  • We installed a camera to watch the garden after we'd gone to sleep, to monitor the full extent of hedgehog activity. We saw a lot of hedgehogs and one night, a tawny owl landed in the garden and sat down with one of the hedgehogs to have a meal.
  • Stephen acquired a tabletop game called Zombicide, where you go round killing zombies with dice rolls. This turned out to be tremendous fun and we have spent several happy evenings liberating prison blocks from the zombie hoards. 
  • We saw a little more of our nephew and niece this year and had some really good times with them. They are both fantastic children and so much fun to be around. 
A young blackbird - a brown bird with pronounced beak and
speckled breast, sitting in a bush with white flowers.
  • We think at least one hedgehog was born in the garden this year, as were some sparrows and a blackbird (left). This chap startled me when I was trying to see if he was still in the nest.
  • Politics has been pretty grim.
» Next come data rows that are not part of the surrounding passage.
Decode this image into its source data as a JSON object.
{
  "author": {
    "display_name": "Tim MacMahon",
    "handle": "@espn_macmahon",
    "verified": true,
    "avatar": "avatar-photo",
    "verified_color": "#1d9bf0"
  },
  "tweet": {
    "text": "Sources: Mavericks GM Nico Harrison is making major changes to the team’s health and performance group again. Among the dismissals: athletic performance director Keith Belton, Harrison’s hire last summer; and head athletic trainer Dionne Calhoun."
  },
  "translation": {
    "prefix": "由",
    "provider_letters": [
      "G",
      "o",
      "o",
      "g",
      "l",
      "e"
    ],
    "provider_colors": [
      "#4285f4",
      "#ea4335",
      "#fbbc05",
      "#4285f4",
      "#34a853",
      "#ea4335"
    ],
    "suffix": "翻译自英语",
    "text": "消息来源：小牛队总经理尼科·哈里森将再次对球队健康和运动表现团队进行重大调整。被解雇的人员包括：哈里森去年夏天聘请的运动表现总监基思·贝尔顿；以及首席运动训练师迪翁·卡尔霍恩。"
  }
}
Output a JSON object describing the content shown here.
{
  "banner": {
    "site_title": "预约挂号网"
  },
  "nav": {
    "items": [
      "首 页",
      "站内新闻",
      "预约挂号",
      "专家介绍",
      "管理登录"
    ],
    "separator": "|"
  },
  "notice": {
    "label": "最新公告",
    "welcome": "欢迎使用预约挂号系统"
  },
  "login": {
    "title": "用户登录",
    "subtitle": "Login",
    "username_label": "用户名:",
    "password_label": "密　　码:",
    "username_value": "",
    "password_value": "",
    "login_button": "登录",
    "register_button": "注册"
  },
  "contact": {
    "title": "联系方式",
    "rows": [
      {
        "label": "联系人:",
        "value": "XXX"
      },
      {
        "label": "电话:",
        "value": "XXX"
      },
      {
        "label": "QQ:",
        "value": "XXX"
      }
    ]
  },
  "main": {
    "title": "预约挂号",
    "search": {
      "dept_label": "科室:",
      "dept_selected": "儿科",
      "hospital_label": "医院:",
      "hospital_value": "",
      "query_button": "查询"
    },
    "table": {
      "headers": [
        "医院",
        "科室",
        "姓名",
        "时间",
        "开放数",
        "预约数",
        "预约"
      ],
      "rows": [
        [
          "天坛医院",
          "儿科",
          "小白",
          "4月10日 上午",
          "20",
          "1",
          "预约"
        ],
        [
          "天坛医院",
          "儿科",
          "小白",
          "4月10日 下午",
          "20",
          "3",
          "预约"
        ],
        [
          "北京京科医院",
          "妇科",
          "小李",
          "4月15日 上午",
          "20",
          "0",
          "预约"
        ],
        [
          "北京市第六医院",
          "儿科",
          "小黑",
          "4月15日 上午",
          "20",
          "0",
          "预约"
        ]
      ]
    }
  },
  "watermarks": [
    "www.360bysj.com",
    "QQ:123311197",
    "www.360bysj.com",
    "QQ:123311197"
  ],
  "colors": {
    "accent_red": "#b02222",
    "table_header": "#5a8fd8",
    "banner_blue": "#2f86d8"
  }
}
The world's progress towards being a more peaceful, freer, happier, healthier place - which has been considerable, even in very recent times - is in grave danger of stalling. A very great number of good folk have brought that progress about through hard work and I hope, a similar effort by very many people in both big and small ways will get us back on track. That may sound a bit crass amid all this light personal news, but like a lot of people, politics has been deeply personal this year.
  • We managed to get to the theatre for the first time in a few years to see the Cambridge Greek Play do Antigone and Lysistrata. The latter was particularly brilliant, satirising the ongoing political nonsense and with songs in Ancient Greek we were all invited to sing along with. 
Two happy people at a picnic bench
with a field in the background.
  • As everyone knows, Stephen is an amazing person, but he has been particularly heroic this year. We've always performed care for one another in ways which merge with everyday kindnesses and physical expressions of affection, but this year the work of keeping us going has shifted very heavily onto his shoulders. While it has been tough, we have not only survived, but we've often had a great deal of fun.
  • It's been a very difficult year for several of our friends and family; other people have had major health crises, bereavement and money worries, as well as the personal effects of the year's disastrous political events. Thus I come to the end of 2016 with a heart full of love and hope that next year is much much better and brighter for those who have had to battle through to this point.
I hope that anyone who actually read down this far has a wonderful, peaceful holiday season whatever you're doing with it and a very happy New Year.


Doğru Saç Ekimi said...

I hold no promise to write on my blog on May 1. But there's a fair amount of posts there already, all having something to do with disability rights. And I might post something on May 1 because that happens to be the day I'm going to a lecture about autism at the university, and that stands a high chance of sparking some bloggable thoughts.
PS: It seems autistics are more likely to ignore or change connotations, focusing instead on denotation. But that could be just me. I have noticed a greater acceptance of labels. Personally I think labels serve a useful purpose but should only be taken to mean exactly what they mean

Katja said...

And the same to you and yours.